Excerpts from an interface dataset:
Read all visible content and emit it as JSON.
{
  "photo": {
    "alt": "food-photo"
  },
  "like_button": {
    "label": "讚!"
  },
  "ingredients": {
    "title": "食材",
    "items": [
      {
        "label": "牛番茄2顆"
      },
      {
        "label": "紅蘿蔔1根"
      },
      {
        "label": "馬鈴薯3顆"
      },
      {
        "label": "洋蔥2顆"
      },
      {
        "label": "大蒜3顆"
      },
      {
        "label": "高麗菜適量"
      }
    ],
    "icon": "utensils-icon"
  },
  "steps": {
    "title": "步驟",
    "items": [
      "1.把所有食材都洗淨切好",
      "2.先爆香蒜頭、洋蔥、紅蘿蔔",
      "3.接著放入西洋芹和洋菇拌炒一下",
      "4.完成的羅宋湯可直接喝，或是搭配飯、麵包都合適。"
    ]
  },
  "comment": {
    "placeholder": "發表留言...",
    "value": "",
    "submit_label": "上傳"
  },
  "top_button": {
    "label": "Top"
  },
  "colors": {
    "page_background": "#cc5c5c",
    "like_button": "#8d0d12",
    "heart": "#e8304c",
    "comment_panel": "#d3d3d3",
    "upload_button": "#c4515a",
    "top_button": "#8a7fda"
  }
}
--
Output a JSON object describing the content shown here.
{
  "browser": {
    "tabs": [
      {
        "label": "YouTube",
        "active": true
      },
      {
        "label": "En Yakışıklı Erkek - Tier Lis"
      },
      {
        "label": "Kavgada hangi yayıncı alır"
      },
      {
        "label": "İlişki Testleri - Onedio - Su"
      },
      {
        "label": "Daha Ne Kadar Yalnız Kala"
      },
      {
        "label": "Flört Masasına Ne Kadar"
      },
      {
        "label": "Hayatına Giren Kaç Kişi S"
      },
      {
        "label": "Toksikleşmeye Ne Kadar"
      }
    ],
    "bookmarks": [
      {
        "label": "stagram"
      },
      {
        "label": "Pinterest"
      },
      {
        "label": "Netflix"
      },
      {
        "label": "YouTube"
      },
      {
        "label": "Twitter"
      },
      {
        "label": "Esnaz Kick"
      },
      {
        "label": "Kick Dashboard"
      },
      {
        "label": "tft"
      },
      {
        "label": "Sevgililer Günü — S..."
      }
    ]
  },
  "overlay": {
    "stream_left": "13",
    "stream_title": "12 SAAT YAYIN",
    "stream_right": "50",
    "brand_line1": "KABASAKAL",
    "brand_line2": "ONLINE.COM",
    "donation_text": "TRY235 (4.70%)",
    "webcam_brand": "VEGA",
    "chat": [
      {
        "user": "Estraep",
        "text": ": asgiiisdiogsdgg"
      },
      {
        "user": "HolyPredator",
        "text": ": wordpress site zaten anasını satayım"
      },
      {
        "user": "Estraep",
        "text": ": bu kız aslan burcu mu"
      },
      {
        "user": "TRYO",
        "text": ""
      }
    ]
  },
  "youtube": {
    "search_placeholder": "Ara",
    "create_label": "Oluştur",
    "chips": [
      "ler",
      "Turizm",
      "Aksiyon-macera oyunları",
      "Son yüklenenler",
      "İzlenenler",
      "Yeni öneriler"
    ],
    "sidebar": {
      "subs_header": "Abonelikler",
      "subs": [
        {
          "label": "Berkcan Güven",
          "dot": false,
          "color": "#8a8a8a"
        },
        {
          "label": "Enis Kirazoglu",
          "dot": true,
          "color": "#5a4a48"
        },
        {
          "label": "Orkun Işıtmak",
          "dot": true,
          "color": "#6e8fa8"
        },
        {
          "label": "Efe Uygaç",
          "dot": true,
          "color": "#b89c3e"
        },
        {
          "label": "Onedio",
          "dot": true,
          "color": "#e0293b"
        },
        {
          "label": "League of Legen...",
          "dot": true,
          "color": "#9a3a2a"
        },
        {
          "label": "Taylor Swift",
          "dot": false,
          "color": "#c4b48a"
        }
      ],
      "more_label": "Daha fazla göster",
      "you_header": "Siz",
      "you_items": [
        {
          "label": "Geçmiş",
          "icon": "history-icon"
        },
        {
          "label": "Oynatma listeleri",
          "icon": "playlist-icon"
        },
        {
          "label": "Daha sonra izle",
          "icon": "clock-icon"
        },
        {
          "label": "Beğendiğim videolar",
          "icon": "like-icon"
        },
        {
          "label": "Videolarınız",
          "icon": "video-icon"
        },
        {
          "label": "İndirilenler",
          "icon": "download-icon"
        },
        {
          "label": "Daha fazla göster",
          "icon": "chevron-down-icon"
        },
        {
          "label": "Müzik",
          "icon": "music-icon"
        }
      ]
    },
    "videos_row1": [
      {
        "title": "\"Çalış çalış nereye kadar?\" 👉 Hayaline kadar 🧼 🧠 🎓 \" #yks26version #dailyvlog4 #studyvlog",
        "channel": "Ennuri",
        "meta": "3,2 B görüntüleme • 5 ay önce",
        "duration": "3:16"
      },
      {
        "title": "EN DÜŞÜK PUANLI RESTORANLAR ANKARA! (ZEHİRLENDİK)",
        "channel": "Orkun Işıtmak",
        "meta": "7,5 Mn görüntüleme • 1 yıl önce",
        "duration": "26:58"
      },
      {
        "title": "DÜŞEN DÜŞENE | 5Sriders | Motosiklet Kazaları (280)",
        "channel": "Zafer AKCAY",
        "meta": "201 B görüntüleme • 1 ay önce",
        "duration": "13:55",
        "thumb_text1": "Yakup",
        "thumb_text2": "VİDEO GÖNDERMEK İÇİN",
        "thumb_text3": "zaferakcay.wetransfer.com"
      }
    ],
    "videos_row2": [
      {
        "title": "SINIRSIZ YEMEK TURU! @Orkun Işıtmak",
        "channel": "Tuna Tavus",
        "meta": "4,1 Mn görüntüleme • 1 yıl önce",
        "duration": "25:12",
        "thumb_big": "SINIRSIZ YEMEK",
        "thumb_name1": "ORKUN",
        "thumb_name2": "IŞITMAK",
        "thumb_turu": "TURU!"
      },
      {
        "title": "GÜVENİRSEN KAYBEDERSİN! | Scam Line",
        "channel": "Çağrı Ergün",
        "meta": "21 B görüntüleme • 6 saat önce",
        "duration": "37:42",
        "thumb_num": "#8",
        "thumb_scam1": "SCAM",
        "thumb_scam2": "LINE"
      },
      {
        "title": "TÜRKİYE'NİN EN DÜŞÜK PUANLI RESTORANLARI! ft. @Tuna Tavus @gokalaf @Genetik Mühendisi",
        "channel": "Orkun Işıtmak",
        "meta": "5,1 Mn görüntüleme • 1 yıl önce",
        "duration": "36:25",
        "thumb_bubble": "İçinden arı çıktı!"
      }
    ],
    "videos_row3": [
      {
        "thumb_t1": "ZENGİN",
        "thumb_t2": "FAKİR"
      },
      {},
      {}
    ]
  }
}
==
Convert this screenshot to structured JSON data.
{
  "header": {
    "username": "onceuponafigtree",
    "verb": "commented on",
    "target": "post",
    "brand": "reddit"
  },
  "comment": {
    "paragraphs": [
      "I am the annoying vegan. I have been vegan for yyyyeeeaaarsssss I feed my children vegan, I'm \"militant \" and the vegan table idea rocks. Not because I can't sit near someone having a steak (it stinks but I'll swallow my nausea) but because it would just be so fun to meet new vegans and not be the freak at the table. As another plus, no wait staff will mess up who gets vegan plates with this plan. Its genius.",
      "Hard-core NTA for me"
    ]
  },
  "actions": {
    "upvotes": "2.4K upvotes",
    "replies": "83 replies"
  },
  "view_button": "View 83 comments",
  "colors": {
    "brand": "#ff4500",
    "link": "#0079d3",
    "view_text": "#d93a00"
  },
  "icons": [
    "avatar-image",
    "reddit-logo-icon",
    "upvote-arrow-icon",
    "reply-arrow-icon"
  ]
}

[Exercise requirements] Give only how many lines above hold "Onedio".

[Solution to this task] 2